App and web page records
((

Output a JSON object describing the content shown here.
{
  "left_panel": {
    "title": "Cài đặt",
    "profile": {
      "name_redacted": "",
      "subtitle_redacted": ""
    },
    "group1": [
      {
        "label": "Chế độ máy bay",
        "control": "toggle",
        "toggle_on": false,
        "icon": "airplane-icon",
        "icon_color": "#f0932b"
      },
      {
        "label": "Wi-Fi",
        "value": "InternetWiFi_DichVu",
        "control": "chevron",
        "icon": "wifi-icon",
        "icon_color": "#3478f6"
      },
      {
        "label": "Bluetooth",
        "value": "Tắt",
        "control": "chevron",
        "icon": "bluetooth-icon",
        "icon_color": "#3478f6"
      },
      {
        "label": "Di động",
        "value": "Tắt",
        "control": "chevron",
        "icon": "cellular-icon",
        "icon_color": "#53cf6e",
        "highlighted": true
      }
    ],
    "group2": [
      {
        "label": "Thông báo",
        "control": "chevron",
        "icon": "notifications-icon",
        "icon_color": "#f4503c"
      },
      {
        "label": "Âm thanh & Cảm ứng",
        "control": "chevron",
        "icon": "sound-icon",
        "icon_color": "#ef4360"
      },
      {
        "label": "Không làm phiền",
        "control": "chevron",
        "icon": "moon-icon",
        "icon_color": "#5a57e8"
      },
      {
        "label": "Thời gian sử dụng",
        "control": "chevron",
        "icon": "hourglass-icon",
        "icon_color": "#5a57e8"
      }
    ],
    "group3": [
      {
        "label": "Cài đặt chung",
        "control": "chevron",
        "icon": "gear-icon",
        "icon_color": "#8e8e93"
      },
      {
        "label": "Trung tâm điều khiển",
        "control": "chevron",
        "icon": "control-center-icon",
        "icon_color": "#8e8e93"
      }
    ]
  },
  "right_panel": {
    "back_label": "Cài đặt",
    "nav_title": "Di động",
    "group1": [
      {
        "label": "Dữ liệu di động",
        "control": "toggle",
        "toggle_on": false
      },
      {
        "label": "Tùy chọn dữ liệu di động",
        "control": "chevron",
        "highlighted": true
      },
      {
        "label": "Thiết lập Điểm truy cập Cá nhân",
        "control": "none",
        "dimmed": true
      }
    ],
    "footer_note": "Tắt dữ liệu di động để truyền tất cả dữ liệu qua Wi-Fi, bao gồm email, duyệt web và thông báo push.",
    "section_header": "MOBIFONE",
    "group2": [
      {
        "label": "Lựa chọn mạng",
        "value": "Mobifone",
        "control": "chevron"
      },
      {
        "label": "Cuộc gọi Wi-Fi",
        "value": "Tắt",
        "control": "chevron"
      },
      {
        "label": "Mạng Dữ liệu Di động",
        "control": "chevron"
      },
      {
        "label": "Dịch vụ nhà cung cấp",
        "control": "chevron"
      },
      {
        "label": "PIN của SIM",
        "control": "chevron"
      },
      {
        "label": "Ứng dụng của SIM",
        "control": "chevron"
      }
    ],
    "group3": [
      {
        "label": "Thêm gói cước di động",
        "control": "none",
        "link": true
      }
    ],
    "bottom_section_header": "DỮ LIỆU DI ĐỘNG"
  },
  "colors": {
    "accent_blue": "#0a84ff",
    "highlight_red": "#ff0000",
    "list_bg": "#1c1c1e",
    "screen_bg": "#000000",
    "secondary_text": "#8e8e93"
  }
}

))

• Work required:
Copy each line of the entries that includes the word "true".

• Exercise output:
        "highlighted": true
        "highlighted": true
        "dimmed": true
        "link": true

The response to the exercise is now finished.